In regime-held Hama, 800 political prisoners seized control of their prison on 2 May, amid reports that five inmates were being moved elsewhere for execution. The regime had originally prepared to storm the prison three days later, but eventually had to agree to the release of a total of 72 inmates to bring the uprising to an end, in a sign that even in regime-held areas its absolute control is far from certain.

Indeed, there were reports of security forces attacking unarmed and mainly youthful demonstrators from the supposedly “quiescent” Druze minority in regime-held Suwayda on 15 April and 13 May.

It is precisely because of this risk that the relative calm could not be allowed to continue. Assad regime forces and their allies violated the ceasefire 312 times during its very first week, in particular by resuming the bombing of Douma in the Damascus suburbs. In the process, they killed 135 people in the areas covered by the ceasefire, as well as 552 people in areas not covered (primarily areas held by ISIS). The regime’s bombardment of Syria’s largest city, Aleppo, has escalated since, almost to pre-“ceasefire” levels.

On 12 May, the regime even blocked deliveries of food to Darayya, one of the many vic- tims of its calculated starvation sieges, before shelling the civilians who had come out to receive it. And, despite President Vladimir Putin’s announcement of a Russian “withdrawal” from Syria on 14 March, Russia’s continued support for the Assad regime has been central to its resumption of the war.

Yet the US-led Western coalition in Syria, which claims to be in favour of a “transition towards democracy”, has not just turned a blind eye to these violations, but has indicated that it has no real objection to them.

US Colonel Steven Warren said in a press conference on 25 April that the Russian and Assad regime attacks on Aleppo did not violate the ceasefire because “it's primarily al- Nusra who holds Aleppo”, and Nusra is not a party to the “cessation of hostilities”.

This is nonsense: the deeply unpopular Nusra Front has only about 100 fighters in Aleppo, a city with about 300,000 inhabitants (about a third of its pre-war population); and Nusra were forced to withdraw the few thousand fighters they had there previously as a result of civilian protests and the response to them of the more popular secular nationalist and “moderate Islamist” militias.

Warren subsequently withdrew his statement on 7 May, perhaps realising that this effective carte blanche to Russia and Assad threatened to unravel the USA’s own delicate plans to use its intervention in Syria to recover its waning regional influence.
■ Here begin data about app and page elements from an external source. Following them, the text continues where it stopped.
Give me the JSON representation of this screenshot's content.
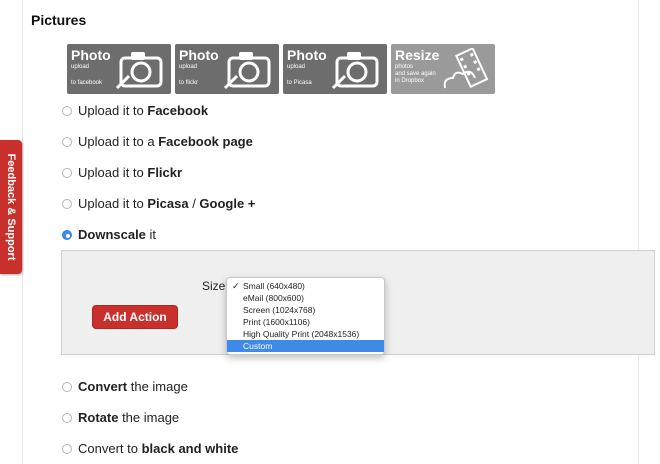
{
  "section": {
    "title": "Pictures"
  },
  "tiles": [
    {
      "big": "Photo",
      "line1": "upload",
      "line2": "to facebook"
    },
    {
      "big": "Photo",
      "line1": "upload",
      "line2": "to flickr"
    },
    {
      "big": "Photo",
      "line1": "upload",
      "line2": "to Picasa"
    },
    {
      "big": "Resize",
      "line1": "photos",
      "line1b": "and save again",
      "line2": "in Dropbox"
    }
  ],
  "feedback": {
    "label": "Feedback & Support"
  },
  "options": {
    "facebook": {
      "pre": "Upload it to ",
      "bold": "Facebook"
    },
    "facebook_page": {
      "pre": "Upload it to a ",
      "bold": "Facebook page"
    },
    "flickr": {
      "pre": "Upload it to ",
      "bold": "Flickr"
    },
    "picasa": {
      "pre": "Upload it to ",
      "bold": "Picasa",
      "mid": " / ",
      "bold2": "Google +"
    },
    "downscale": {
      "bold": "Downscale",
      "post": " it"
    },
    "convert": {
      "bold": "Convert",
      "post": " the image"
    },
    "rotate": {
      "bold": "Rotate",
      "post": " the image"
    },
    "bw": {
      "pre": "Convert to ",
      "bold": "black and white"
    }
  },
  "panel": {
    "size_label": "Size:",
    "add_action": "Add Action",
    "size_options": [
      {
        "label": "Small (640x480)",
        "checked": true
      },
      {
        "label": "eMail (800x600)"
      },
      {
        "label": "Screen (1024x768)"
      },
      {
        "label": "Print (1600x1106)"
      },
      {
        "label": "High Quality Print (2048x1536)"
      },
      {
        "label": "Custom",
        "highlighted": true
      }
    ],
    "checkmark": "✓"
  },
  "colors": {
    "accent_red": "#c9302c",
    "select_blue": "#3f8ae8",
    "tile_dark": "#6d6d6d"
  }
}
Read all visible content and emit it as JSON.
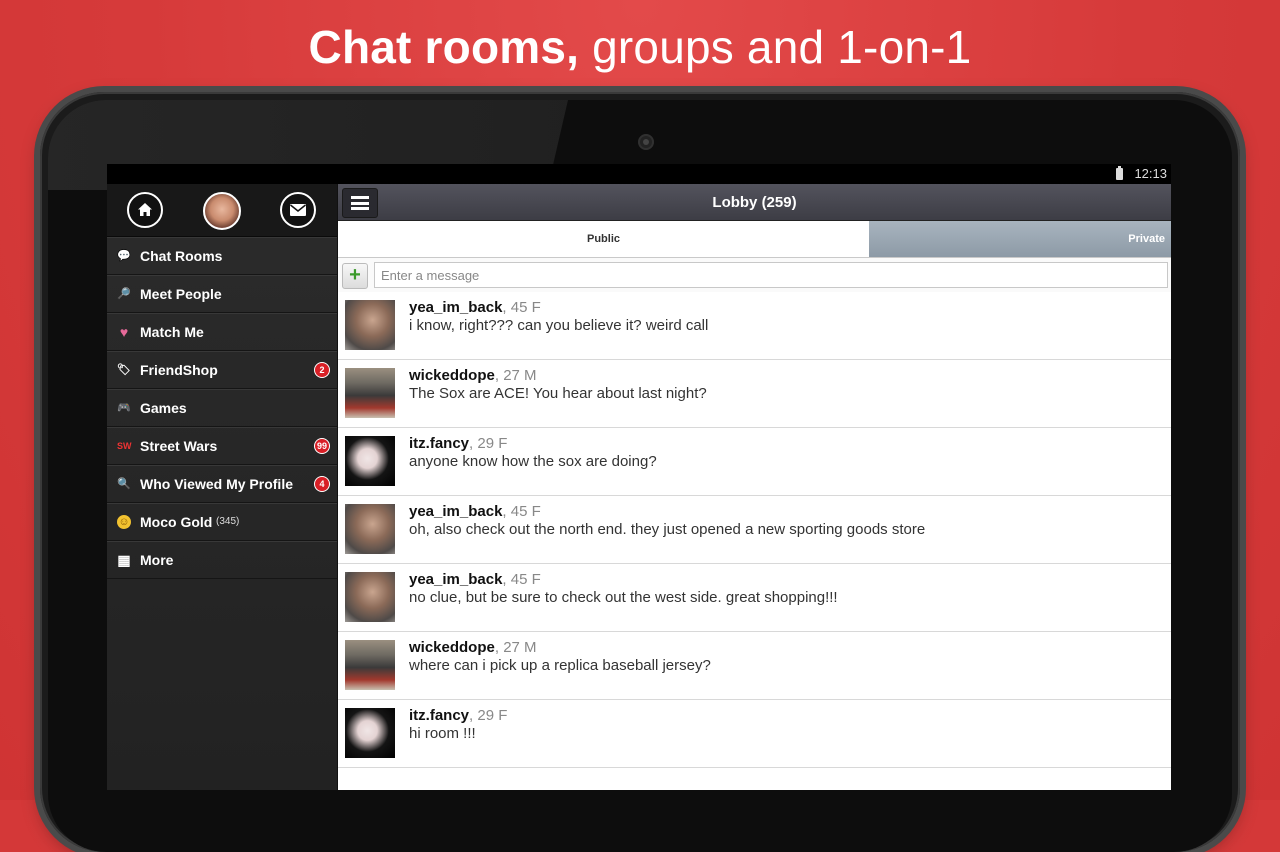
{
  "headline": {
    "bold": "Chat rooms,",
    "rest": " groups and 1-on-1"
  },
  "status": {
    "time": "12:13"
  },
  "sidebar": {
    "items": [
      {
        "label": "Chat Rooms",
        "icon": "speech-bubble-icon",
        "glyph": "💬",
        "badge": ""
      },
      {
        "label": "Meet People",
        "icon": "magnifier-icon",
        "glyph": "🔎",
        "badge": ""
      },
      {
        "label": "Match Me",
        "icon": "heart-icon",
        "glyph": "♥",
        "badge": ""
      },
      {
        "label": "FriendShop",
        "icon": "tag-icon",
        "glyph": "🏷",
        "badge": "2"
      },
      {
        "label": "Games",
        "icon": "gamepad-icon",
        "glyph": "🎮",
        "badge": ""
      },
      {
        "label": "Street Wars",
        "icon": "sw-logo-icon",
        "glyph": "SW",
        "badge": "99"
      },
      {
        "label": "Who Viewed My Profile",
        "icon": "viewer-icon",
        "glyph": "🔍",
        "badge": "4"
      },
      {
        "label": "Moco Gold",
        "sub": "(345)",
        "icon": "gold-coin-icon",
        "glyph": "☺",
        "badge": ""
      },
      {
        "label": "More",
        "icon": "grid-icon",
        "glyph": "▦",
        "badge": ""
      }
    ]
  },
  "main": {
    "title": "Lobby (259)",
    "tabs": {
      "public": "Public",
      "private": "Private"
    },
    "input_placeholder": "Enter a message"
  },
  "messages": [
    {
      "user": "yea_im_back",
      "meta": ", 45 F",
      "text": "i know, right??? can you believe it? weird call",
      "pic": "p1"
    },
    {
      "user": "wickeddope",
      "meta": ", 27 M",
      "text": "The Sox are ACE! You hear about last night?",
      "pic": "p2"
    },
    {
      "user": "itz.fancy",
      "meta": ", 29 F",
      "text": "anyone know how the sox are doing?",
      "pic": "p3"
    },
    {
      "user": "yea_im_back",
      "meta": ", 45 F",
      "text": "oh, also check out the north end. they just opened a new sporting goods store",
      "pic": "p1"
    },
    {
      "user": "yea_im_back",
      "meta": ", 45 F",
      "text": "no clue, but be sure to check out the west side. great shopping!!!",
      "pic": "p1"
    },
    {
      "user": "wickeddope",
      "meta": ", 27 M",
      "text": "where can i pick up a replica baseball jersey?",
      "pic": "p2"
    },
    {
      "user": "itz.fancy",
      "meta": ", 29 F",
      "text": "hi room !!!",
      "pic": "p3"
    }
  ],
  "colors": {
    "background": "#d63a3a",
    "badge": "#d81f26",
    "tab_private": "#95a2ae"
  }
}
By then the damage had been done; and the message was received that the Western coalition will not lift a finger to save Syrian civilians in the rebel-held areas for as long as the Syrian opposition have not yet been coerced into accepting a “negotiated transition” with Assad still at the helm. This is what the Western powers really mean by the demand that the rebels should “break with the extremists” in their ranks.

This might seem inexplicable to those people who have bought the lie that the Syrian revolution was a Western plot for “regime change”, or for those supporters of the revolution who still hold out the hope that the West will one day make good on its democratic promises. The fact is that the Western powers, like Russia, want to preserve Assad’s security state as a force for “stability”, differing only on the means and the timetable for Assad’s own eventual removal.

This has led them to discuss the possibility of a federal division of Syria (in which Russia and the USA would compete for influence over the Rojava Kurds), and a new constitution that would surround Assad and his successors with powerless “deputies”, presumably drawn from the pro-US elements of the opposition.

We should draw the appropriate conclusion: not to demand that the West “confronts Putin” in Syria, but to recognise that its cynical game of chess with Russia is part of the problem. Like the Palestinians, the Syrian people are also the victims of an unholy alliance of the interests of powerful and competing states, and like them, they too deserve solidarity and practical assistance in their struggle against the odds. Freedom from dictatorship, and national self-determination for the Kurds, will be a powerful blow against tyranny everywhere, and in particular in Palestine and Iraq.